**Assignment**. Copy every line of the records that includes the word "sayHiResponse".

**Provided entries**.
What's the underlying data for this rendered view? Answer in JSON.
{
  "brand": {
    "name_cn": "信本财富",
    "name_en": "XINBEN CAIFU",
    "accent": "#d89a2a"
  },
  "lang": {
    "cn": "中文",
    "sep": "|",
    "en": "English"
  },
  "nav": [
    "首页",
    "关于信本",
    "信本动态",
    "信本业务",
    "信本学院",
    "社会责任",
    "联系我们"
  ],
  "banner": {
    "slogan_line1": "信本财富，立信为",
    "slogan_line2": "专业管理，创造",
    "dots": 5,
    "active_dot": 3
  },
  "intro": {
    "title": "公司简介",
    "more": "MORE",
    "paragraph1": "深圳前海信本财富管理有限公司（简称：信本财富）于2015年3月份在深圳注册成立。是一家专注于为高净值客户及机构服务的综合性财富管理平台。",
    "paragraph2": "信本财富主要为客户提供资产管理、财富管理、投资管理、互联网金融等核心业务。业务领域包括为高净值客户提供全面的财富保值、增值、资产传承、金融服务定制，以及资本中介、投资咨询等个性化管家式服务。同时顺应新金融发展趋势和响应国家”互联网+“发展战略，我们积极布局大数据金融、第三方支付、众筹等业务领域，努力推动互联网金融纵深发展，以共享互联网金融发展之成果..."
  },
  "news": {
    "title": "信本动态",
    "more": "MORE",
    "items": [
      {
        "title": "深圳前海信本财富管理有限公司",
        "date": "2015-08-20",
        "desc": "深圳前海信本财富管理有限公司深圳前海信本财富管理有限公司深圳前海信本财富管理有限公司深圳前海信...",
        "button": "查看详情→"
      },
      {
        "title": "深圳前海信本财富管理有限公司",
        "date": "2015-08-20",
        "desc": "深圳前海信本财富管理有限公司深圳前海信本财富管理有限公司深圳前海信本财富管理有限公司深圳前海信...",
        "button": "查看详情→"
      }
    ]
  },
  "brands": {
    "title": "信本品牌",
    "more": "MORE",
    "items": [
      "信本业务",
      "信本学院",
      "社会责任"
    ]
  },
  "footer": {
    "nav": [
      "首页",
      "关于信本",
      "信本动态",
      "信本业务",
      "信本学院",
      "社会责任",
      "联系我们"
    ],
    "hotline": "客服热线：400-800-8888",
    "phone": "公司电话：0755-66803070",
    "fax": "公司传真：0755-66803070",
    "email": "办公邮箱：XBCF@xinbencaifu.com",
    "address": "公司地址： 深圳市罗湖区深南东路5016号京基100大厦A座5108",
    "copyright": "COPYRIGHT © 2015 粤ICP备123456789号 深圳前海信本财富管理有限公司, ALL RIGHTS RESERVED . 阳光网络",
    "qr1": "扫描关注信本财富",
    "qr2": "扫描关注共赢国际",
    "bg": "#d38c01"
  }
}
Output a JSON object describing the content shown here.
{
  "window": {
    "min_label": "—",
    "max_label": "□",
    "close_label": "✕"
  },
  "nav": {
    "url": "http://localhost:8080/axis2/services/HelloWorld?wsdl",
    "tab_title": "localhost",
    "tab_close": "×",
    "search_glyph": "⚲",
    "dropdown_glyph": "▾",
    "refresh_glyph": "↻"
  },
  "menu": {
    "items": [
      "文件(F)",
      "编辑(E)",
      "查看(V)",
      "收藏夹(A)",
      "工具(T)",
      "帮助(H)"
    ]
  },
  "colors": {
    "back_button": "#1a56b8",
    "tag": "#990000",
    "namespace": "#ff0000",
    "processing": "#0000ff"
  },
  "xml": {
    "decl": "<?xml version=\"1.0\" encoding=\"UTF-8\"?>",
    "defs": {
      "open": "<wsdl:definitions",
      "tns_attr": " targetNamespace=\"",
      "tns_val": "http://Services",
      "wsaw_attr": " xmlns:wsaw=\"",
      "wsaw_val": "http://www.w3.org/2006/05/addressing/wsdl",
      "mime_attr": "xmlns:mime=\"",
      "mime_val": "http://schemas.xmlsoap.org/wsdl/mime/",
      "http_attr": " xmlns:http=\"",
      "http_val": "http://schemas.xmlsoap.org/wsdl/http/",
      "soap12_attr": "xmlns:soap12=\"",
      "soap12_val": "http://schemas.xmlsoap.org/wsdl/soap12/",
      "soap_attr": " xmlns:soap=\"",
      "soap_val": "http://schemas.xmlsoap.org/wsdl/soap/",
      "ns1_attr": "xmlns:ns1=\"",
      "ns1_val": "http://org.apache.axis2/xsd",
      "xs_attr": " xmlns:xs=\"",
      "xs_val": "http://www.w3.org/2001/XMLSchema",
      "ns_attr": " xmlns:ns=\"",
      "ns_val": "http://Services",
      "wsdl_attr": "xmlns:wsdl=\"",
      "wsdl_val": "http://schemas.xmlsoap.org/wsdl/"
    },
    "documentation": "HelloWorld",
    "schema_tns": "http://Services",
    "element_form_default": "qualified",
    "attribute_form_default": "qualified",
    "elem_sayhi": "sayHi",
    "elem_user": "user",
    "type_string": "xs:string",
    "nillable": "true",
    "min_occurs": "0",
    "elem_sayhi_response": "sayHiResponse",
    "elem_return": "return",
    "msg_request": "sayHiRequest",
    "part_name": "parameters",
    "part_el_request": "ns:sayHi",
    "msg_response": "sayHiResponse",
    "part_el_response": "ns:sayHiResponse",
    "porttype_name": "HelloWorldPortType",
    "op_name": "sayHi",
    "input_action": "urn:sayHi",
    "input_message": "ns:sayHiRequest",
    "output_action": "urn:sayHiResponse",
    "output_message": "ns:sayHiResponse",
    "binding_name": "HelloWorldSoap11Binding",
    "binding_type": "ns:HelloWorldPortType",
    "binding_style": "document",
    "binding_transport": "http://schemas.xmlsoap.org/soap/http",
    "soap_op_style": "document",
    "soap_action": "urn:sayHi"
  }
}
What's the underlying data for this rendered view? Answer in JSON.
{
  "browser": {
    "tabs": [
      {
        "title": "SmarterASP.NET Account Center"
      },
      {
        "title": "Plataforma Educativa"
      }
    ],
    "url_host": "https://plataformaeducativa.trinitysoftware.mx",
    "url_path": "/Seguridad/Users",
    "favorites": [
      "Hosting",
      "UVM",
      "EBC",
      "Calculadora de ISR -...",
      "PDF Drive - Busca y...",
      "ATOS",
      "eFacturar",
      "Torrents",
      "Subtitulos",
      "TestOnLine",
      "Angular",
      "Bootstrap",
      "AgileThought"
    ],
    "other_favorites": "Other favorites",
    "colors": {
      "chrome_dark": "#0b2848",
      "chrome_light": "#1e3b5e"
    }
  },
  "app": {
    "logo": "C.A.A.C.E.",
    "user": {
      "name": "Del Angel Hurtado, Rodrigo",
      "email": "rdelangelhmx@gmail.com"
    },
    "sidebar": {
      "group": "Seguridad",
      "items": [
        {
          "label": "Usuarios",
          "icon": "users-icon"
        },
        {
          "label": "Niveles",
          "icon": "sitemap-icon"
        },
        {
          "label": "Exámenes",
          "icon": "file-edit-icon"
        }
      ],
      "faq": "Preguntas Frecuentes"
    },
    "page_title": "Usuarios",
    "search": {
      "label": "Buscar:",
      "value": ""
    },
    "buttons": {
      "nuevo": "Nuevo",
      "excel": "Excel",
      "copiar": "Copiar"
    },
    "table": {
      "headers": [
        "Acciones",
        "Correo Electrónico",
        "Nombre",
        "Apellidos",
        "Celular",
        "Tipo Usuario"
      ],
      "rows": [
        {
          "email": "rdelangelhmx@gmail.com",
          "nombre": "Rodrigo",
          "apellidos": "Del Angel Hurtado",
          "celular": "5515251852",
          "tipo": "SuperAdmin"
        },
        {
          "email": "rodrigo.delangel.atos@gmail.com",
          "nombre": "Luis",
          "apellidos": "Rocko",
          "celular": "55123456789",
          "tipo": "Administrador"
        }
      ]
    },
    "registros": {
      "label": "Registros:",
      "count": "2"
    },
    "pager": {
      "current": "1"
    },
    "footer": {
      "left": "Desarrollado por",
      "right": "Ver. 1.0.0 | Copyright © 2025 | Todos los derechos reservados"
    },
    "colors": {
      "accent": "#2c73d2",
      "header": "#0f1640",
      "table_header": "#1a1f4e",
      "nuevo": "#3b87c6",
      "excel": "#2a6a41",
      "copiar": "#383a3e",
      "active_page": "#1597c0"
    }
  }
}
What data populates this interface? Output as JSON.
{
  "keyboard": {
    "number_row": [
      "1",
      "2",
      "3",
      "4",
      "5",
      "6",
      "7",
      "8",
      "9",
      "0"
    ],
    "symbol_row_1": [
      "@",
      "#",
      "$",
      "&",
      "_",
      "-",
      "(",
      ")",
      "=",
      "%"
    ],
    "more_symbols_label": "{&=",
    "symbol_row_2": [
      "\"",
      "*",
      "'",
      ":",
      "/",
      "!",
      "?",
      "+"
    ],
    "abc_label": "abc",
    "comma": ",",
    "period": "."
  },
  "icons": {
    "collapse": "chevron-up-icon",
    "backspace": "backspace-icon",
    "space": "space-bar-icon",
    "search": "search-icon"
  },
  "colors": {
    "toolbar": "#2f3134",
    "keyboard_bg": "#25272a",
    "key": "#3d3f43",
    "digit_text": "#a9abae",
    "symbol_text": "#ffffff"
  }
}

**Solution to this task**.
    "elem_sayhi_response": "sayHiResponse",
    "msg_response": "sayHiResponse",
    "part_el_response": "ns:sayHiResponse",
    "output_action": "urn:sayHiResponse",
    "output_message": "ns:sayHiResponse",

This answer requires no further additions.